> **What is being asked**: A single number is the answer here: how many lines below include "price"?

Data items

Start of Block

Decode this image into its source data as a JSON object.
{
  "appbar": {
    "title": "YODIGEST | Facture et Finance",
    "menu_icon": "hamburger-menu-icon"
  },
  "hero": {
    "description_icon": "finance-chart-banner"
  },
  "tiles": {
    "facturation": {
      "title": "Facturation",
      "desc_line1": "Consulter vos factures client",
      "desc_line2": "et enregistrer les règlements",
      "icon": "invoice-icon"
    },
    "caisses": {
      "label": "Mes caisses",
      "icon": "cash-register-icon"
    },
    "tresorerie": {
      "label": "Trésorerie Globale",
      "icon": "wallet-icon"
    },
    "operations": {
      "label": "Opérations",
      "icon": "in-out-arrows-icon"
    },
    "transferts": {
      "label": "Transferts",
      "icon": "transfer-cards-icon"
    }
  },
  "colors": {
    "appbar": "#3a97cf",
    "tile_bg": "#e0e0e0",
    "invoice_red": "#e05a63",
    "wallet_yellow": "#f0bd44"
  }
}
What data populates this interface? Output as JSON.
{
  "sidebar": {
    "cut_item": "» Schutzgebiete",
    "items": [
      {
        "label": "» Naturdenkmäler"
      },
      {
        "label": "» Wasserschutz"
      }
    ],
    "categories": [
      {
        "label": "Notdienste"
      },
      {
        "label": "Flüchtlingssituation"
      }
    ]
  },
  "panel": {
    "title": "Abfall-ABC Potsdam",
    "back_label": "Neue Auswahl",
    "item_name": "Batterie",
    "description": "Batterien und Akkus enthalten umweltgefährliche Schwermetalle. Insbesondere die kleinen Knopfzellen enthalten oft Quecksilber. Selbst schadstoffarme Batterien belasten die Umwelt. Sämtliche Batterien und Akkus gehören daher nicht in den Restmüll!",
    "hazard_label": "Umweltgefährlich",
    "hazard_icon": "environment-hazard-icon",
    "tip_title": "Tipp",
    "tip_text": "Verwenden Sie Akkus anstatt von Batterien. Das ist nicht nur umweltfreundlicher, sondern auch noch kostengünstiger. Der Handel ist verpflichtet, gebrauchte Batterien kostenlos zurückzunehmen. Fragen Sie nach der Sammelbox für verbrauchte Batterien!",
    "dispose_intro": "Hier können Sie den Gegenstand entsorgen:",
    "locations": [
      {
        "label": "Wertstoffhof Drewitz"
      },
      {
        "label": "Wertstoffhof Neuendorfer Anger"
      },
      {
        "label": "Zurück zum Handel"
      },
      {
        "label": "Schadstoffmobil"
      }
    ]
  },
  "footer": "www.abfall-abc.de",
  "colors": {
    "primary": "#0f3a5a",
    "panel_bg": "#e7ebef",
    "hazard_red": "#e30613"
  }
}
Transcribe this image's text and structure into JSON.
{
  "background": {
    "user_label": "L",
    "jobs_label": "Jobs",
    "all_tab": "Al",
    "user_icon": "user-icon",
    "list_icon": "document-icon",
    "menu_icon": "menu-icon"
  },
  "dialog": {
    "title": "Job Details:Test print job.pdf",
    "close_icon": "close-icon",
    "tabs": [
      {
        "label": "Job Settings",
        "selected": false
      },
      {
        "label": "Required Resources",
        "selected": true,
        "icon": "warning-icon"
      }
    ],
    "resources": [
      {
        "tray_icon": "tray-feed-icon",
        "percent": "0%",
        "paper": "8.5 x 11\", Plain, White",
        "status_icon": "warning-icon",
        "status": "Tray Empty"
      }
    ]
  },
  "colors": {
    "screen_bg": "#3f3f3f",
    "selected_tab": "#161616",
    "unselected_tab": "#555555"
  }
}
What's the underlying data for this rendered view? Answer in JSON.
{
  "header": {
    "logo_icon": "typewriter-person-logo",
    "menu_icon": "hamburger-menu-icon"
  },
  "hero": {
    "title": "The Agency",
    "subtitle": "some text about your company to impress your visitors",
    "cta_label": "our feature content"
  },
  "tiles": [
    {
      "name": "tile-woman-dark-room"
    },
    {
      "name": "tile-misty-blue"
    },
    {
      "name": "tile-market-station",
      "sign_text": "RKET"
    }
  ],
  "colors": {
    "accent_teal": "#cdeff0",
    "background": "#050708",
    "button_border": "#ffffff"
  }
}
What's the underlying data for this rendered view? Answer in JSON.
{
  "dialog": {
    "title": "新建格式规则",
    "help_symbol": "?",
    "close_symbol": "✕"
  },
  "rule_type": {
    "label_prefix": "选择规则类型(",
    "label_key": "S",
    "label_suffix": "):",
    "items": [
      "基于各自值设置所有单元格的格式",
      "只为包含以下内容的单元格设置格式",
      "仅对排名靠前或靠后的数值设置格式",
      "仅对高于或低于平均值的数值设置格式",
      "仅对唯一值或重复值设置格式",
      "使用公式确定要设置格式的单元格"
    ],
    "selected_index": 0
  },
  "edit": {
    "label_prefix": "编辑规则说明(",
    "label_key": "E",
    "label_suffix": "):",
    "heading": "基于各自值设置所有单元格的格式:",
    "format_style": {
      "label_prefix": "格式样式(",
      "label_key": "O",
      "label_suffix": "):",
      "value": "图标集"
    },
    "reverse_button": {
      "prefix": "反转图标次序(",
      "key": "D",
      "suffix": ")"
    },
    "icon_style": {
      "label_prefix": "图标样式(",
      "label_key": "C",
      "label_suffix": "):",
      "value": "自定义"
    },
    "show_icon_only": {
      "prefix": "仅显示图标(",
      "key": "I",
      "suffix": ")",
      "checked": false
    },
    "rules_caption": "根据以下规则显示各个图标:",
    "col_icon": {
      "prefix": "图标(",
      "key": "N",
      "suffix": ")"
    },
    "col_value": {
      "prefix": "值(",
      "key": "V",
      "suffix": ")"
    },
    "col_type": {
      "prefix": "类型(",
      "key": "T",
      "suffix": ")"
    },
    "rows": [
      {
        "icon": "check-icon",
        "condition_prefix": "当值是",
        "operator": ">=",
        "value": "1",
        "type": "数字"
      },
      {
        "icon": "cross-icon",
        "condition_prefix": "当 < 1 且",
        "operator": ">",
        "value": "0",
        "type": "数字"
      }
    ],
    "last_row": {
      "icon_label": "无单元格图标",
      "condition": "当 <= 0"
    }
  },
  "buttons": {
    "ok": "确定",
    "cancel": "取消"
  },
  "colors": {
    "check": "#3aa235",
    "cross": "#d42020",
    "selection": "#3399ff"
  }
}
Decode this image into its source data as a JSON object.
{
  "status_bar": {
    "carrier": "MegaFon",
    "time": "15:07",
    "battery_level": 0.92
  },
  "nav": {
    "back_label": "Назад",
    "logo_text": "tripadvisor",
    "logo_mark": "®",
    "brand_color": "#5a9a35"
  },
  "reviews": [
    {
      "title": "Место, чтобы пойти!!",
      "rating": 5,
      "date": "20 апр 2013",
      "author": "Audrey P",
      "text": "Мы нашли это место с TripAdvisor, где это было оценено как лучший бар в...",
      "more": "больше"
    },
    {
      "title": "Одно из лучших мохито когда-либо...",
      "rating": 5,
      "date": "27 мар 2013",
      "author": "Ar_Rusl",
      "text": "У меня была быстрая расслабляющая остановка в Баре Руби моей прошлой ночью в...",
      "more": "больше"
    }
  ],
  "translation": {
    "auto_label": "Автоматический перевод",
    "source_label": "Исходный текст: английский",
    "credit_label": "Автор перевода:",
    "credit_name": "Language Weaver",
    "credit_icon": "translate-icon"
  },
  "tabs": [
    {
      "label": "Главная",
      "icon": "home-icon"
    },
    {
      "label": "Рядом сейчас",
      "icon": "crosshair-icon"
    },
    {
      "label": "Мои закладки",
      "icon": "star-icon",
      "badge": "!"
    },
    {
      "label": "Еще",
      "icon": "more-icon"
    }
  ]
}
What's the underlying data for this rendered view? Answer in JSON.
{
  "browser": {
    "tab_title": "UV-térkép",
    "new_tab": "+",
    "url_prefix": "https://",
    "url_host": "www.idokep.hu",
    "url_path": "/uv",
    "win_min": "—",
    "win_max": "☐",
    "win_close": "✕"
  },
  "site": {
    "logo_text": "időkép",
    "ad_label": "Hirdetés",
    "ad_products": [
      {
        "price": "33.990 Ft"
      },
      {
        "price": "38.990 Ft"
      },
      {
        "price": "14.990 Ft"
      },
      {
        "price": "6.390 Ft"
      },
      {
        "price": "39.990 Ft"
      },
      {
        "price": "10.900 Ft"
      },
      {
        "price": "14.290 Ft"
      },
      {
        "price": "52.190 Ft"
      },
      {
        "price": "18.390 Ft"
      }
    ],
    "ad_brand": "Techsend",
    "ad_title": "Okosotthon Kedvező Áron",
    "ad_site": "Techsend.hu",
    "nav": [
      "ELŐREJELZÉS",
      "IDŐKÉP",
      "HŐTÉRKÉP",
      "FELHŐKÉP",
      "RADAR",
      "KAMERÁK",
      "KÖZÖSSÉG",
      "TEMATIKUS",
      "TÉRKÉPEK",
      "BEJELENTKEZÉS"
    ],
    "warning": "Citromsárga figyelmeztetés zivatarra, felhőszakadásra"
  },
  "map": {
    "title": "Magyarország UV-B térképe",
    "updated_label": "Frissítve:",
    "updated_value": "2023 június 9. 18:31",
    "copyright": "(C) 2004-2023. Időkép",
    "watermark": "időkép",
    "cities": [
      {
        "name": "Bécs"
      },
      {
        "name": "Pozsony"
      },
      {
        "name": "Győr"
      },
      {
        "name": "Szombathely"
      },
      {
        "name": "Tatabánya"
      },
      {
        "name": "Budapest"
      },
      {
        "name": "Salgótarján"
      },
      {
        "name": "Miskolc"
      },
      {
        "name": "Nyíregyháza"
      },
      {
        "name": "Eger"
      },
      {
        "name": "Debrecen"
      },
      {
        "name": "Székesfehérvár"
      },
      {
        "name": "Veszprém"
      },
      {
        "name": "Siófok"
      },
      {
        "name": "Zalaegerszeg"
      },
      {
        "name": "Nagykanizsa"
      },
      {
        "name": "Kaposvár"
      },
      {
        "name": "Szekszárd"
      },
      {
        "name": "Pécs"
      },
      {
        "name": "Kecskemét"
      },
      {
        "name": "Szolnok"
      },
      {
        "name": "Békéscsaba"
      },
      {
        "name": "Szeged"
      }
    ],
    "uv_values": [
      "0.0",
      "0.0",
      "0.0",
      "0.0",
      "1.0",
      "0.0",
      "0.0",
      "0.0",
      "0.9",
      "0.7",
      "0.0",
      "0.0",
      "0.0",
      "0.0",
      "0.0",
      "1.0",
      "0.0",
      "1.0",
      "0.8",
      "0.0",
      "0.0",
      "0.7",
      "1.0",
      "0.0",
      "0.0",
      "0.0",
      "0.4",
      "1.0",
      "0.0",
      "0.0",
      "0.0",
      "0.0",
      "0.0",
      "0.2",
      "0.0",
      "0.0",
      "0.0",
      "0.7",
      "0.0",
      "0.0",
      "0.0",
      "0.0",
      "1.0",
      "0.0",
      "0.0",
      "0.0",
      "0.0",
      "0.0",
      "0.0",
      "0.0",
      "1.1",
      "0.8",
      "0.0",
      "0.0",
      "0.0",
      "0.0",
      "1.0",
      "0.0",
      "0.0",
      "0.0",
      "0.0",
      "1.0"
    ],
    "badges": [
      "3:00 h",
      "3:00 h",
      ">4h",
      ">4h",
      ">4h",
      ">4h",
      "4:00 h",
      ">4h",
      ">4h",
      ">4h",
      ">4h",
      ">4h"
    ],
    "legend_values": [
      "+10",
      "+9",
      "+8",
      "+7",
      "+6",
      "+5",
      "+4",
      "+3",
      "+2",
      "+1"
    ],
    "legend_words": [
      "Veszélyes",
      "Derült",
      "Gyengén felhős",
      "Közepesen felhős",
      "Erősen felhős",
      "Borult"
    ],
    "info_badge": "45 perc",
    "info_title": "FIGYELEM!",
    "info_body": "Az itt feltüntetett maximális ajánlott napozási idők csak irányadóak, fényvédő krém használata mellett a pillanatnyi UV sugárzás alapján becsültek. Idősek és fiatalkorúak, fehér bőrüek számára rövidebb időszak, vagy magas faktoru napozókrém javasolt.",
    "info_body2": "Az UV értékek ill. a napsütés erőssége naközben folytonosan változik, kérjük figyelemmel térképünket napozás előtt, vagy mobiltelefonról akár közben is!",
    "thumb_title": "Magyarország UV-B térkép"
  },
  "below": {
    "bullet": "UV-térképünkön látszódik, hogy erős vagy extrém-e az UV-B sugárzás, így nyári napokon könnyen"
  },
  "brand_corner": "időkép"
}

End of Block

> **Result**: 9